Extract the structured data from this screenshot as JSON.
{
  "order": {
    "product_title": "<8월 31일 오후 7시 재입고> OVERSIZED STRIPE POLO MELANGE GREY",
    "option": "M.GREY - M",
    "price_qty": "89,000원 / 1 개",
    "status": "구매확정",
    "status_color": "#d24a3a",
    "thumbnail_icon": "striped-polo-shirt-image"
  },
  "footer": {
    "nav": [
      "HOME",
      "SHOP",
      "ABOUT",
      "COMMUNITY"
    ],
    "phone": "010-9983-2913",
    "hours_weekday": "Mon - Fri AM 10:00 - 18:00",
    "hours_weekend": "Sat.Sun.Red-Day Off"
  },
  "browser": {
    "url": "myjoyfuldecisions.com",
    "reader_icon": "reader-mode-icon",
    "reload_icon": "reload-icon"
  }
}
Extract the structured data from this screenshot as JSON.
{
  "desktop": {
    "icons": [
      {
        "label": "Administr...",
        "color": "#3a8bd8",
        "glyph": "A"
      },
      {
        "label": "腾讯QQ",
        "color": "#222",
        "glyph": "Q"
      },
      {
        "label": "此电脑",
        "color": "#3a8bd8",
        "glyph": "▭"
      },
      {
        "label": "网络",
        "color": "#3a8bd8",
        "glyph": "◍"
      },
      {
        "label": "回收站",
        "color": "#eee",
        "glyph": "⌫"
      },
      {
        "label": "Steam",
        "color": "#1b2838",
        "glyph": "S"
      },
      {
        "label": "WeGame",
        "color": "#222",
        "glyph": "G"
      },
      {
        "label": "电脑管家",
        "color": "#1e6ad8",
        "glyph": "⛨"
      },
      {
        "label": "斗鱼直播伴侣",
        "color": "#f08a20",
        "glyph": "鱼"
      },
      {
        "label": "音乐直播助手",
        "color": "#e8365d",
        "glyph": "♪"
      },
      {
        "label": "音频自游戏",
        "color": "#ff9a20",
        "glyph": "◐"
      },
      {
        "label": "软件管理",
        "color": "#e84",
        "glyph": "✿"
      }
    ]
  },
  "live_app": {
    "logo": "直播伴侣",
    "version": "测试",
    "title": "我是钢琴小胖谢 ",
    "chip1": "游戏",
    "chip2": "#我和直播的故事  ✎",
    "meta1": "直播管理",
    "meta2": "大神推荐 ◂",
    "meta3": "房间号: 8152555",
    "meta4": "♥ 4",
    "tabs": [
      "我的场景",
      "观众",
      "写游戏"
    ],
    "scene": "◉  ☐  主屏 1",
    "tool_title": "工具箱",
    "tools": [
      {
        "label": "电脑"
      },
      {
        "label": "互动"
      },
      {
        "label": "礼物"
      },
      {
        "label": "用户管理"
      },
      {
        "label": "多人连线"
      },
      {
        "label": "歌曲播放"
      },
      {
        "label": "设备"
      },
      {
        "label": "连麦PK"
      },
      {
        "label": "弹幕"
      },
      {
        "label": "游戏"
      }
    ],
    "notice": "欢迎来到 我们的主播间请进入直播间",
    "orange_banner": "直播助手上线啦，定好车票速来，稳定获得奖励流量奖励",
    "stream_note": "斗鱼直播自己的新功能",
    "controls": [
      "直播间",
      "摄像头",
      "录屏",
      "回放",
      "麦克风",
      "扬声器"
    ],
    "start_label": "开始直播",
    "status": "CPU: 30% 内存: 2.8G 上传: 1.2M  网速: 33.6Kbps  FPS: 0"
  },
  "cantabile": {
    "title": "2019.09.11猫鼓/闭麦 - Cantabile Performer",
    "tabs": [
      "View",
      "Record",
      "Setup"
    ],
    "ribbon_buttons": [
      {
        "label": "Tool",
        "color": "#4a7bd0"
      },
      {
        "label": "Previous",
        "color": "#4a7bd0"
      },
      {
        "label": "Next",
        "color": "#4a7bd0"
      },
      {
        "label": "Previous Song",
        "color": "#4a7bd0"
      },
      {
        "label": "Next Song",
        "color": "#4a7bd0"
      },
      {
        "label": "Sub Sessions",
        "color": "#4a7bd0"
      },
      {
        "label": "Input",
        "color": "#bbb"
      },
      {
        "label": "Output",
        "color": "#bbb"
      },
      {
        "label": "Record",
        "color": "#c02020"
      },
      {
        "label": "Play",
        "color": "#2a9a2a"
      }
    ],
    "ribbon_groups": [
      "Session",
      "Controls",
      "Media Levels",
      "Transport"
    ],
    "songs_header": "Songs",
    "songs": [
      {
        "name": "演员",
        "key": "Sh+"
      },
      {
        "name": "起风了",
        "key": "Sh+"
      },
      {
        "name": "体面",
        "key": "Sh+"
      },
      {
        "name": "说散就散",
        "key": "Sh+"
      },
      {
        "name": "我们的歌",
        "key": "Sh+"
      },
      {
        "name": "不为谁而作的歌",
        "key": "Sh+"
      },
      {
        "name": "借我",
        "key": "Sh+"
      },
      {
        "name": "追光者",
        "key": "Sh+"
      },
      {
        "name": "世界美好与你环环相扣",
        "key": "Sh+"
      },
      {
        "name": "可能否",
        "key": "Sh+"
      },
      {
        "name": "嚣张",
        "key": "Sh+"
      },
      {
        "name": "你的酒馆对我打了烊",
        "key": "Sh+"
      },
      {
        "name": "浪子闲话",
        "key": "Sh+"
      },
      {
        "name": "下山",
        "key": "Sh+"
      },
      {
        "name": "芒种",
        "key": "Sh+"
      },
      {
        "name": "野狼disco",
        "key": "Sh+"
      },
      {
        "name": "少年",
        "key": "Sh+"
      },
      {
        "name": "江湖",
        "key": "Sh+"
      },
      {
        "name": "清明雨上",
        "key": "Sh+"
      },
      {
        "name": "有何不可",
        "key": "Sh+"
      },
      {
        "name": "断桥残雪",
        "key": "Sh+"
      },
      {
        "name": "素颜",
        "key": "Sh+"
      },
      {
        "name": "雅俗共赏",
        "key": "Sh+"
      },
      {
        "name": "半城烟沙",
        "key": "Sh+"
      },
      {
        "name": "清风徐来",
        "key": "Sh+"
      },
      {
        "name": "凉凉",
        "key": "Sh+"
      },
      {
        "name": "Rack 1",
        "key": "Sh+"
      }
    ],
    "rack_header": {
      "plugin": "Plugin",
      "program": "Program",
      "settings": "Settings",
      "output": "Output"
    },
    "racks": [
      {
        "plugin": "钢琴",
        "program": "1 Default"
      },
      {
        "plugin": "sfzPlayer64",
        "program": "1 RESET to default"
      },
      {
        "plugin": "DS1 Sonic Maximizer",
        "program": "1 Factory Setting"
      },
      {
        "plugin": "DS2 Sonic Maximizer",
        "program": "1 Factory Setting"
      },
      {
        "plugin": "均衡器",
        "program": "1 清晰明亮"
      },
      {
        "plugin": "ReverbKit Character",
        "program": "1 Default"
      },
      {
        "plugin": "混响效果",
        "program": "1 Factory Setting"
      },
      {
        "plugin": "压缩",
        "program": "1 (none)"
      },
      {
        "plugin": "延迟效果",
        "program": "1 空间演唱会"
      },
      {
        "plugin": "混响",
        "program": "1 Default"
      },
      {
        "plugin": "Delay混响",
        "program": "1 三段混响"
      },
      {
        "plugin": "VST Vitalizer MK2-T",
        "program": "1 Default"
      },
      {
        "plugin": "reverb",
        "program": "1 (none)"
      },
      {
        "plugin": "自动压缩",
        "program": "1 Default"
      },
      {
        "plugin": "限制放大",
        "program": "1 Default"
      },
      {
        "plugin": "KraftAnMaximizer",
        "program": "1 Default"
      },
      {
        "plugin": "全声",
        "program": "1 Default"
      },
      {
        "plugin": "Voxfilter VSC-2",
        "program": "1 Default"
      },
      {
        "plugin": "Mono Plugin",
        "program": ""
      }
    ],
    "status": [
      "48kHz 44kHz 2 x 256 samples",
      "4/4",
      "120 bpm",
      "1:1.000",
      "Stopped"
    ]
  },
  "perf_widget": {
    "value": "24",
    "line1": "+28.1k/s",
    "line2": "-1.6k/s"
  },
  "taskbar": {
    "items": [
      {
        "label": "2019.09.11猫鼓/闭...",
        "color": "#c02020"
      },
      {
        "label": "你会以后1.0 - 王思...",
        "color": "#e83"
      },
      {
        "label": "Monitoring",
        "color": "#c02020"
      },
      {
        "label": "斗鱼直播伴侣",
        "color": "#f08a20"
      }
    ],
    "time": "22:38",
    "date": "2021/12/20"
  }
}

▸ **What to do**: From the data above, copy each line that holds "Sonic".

▸ **Reply**:
        "plugin": "DS1 Sonic Maximizer",
        "plugin": "DS2 Sonic Maximizer",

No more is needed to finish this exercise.